Spell Levels: Some games have tiers of spells that even have their own set of spell uses. It's a staple to have some more advanced spells under the naming format "[spell]", "[spell](a)ra", "[spell](a)ga", and "[spell](a)ja", though the English translations only began to use it since Final Fantasy VIII (before, spells were simply named "[spell] 1", "[spell] 2", etc. due to limited characters). This naming system is carried over to the Kingdom Hearts series.
Spiritual Successor: Dissidia spawned a subseries of similar Crisis Crossover games that focus on iconic cast of past games. Aside from direct prequel Dissidia 012, there's Theatrhythm, Airborne Brigade, All the Bravest, and to a certain degree the Trading Card Game, all of which borrow gameplay terminology and character designs from Dissidia.
Summon Magic: Creatures that a particular class of character can invoke, and which represent most of the combat power for that character.
Tech Points: Called "AP", and often relates to a quirky new experience and character advancement system in each game.
Thematic Series: One of the most notable game examples. None of the numbered titles in the series are related to any of the others except by series-wide hallmarks, like the ATB battle system, Chocobos, Moogles, and the names of spells. Only fournote five, if you count Legend of the Crystal, an OVA set after Final Fantasy V of them have sequels taking place in the same continuity as the original game. There are occasionally hints that one world is related to another, like Final Fantasy X-2 hinting that it's related to Final Fantasy VII and theXIIItrilogy having the same mythology as Final Fantasy Type-0 and Final Fantasy XV .
Theme Naming: A recent trend in Final Fantasy games, mainly ones written by Nojima, is having the protagonists' names related to weather or the sky, Like Lightning or Cloud.
Chances are that, if you have a Dragoon in a Final Fantasy game, a weapon or the character will have the name Highwind. The most famous examples are Kain Highwind and Cid Highwind.
Those Two Guys: Biggs and Wedge, who appear in various guises in almost all of the games from VI onward (and who were retconned into IV by The After Years), and die horribly about half the time.
Tiered by Name: The series in general does this for the spells: Fire -> Fira -> Firaga -> Firaja.
Updated Re-release: Especially since the new millennium, the first six games of the series have gradually been re-released over time, each time with new features, usually new dungeons and some enhancements to gameplay, occasionally updated graphics, and bonus content like art galleries and bestiaries. All six came to the Playstation (these versions later came to Playstation Network), and then got remade for the Gameboy Advance. With more specific improvements, I, II and IV were released for PSP with enhanced 2D graphics, III has been released in 3D for the DS, PSP and smartphones, IV in 3D for the DS and smartphones, and V and VI have been released for smartphones with enhanced 2D graphics.

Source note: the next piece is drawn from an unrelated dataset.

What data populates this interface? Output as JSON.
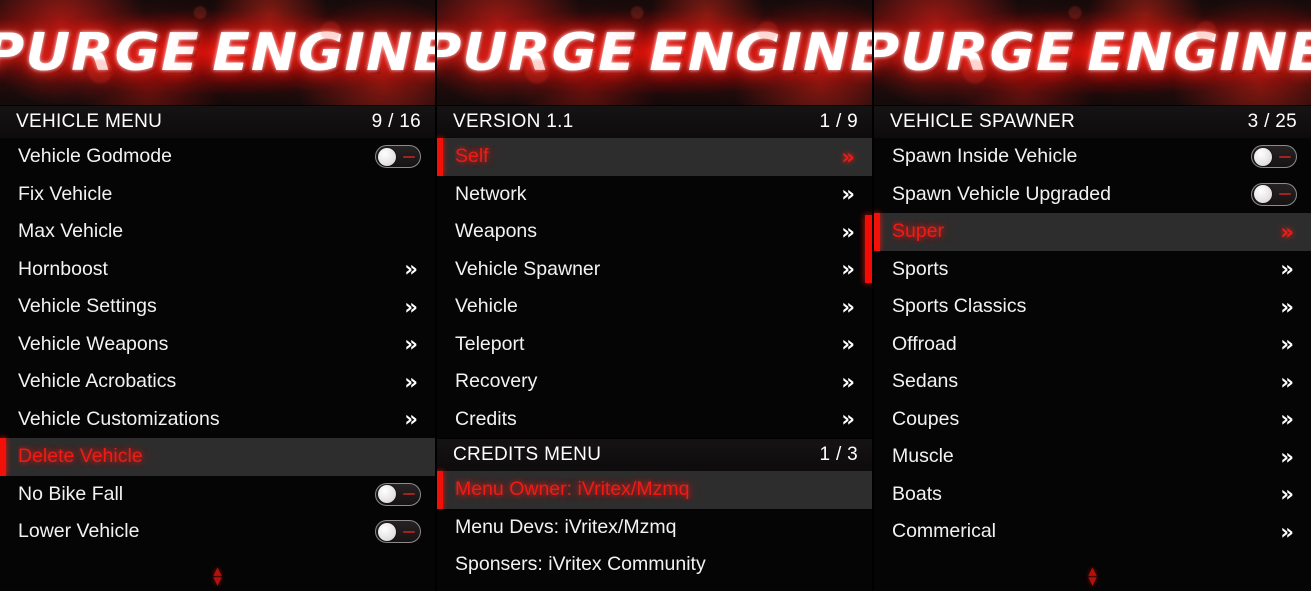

The Verse: Each numbered sequel produces a new one (see Non-Linear Sequel, above); the only established universe to get a large number of games set in it is Ivalice (FFXII and various Tactics games), and even then the links between various games is a little confusing.

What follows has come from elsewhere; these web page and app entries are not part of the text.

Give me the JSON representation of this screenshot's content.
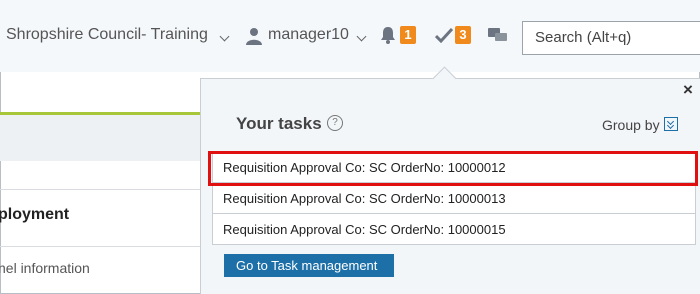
{
  "header": {
    "org_name": "Shropshire Council- Training",
    "user_name": "manager10",
    "notification_count": "1",
    "task_count": "3",
    "search_placeholder": "Search (Alt+q)"
  },
  "page": {
    "section_heading": "ployment",
    "section_text": "nel information"
  },
  "tasks_panel": {
    "title": "Your tasks",
    "help_glyph": "?",
    "group_by_label": "Group by",
    "close_glyph": "×",
    "tasks": [
      {
        "label": "Requisition Approval Co: SC OrderNo: 10000012"
      },
      {
        "label": "Requisition Approval Co: SC OrderNo: 10000013"
      },
      {
        "label": "Requisition Approval Co: SC OrderNo: 10000015"
      }
    ],
    "go_button_label": "Go to Task management"
  },
  "colors": {
    "accent": "#1d6fa8",
    "badge": "#f08a1c",
    "highlight": "#e01010",
    "tab_underline": "#a7c63a"
  },
  "icons": [
    "user-icon",
    "bell-icon",
    "checkmark-icon",
    "chat-icon",
    "help-icon",
    "group-by-icon",
    "close-icon",
    "chevron-down-icon"
  ]
}
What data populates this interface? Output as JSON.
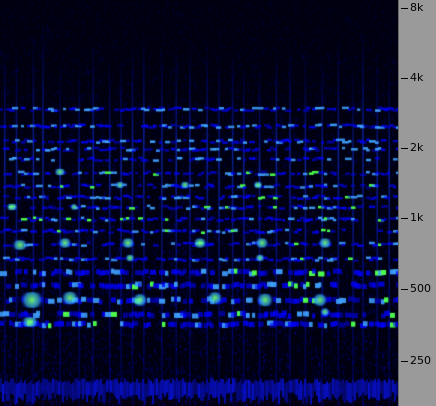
{
  "spectrogram": {
    "colors": {
      "background": "#000010",
      "low": "#0000ff",
      "mid": "#3fa0ff",
      "high": "#4dff4d"
    }
  },
  "frequency_axis": {
    "labels": [
      "8k",
      "4k",
      "2k",
      "1k",
      "500",
      "250"
    ]
  }
}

Games getting sequels has increased in recent years including Final Fantasy X-2, Final Fantasy IV: The After Years, Final Fantasy XIII-2, and The Compilation of Final Fantasy VII.
Warp Whistle: Chocobos, and occasionally airships (on those occasions when the party doesn't own one, but rather pays air fare).
XII cuts down on travel by allowing you to warp to previously-visited save crystals.
You Gotta Have Blue Hair: You see that list of games up there? Every single one of them has at least one character with hair of an unnatural shade, be it blue, green, purple, pink, inhuman shades of red, or—the series' favorite— silvery-white.
Your Mime Makes It Real: The Mime class has this as its power. Apparently, they mime any action last performed by an ally or enemy, and it becomes a real repeating of this action.